_Task prompt_
Which of the lines in the listing that follows hold "instagram"? Pull each one out.

_Records shown_
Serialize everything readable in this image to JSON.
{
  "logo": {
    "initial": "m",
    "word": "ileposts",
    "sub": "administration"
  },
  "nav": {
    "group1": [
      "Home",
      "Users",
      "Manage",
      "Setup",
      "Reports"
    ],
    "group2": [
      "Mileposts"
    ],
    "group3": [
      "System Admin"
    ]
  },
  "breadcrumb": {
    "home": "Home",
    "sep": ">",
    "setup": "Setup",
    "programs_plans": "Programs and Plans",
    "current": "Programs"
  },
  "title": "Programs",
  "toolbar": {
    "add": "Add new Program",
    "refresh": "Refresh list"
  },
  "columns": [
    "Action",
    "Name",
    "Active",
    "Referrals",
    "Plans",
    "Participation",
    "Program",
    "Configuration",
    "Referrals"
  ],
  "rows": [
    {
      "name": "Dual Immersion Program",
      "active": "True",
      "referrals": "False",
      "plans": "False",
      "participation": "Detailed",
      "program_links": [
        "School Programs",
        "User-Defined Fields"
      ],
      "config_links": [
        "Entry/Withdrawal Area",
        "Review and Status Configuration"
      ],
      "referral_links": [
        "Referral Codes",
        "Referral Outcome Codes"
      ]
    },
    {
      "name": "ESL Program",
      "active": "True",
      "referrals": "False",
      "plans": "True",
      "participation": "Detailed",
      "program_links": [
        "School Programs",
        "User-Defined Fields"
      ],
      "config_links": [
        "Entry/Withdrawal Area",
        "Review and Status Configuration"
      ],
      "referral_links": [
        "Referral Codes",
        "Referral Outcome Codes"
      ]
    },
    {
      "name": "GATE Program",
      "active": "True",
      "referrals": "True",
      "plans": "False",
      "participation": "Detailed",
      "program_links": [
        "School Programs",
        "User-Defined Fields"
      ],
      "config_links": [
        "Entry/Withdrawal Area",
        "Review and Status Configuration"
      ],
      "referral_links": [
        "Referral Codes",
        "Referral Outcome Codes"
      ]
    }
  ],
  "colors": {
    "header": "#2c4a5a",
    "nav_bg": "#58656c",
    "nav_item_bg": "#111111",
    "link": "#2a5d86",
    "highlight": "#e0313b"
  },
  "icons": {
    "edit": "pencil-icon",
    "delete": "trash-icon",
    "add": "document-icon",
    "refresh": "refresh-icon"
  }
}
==
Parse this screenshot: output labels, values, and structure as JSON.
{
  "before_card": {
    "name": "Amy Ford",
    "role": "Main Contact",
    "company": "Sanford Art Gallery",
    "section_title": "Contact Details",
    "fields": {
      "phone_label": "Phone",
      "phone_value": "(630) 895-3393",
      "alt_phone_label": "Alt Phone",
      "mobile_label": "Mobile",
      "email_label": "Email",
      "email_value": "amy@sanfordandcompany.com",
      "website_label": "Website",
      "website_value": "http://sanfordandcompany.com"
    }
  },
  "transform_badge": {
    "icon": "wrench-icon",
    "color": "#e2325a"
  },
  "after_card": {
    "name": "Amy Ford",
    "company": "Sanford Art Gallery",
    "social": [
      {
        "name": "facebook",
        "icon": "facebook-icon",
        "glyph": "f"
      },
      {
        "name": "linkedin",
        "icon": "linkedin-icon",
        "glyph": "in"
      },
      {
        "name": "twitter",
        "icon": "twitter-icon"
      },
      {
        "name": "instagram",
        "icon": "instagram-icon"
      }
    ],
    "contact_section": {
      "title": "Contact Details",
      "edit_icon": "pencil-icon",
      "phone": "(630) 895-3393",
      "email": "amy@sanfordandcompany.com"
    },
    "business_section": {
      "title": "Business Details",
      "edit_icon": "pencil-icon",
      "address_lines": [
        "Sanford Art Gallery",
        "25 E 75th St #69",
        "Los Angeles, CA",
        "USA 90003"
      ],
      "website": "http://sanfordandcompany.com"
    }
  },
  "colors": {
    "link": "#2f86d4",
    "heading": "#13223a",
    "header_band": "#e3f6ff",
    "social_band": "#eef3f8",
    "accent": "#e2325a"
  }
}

_Solution_
        "name": "instagram",
        "icon": "instagram-icon"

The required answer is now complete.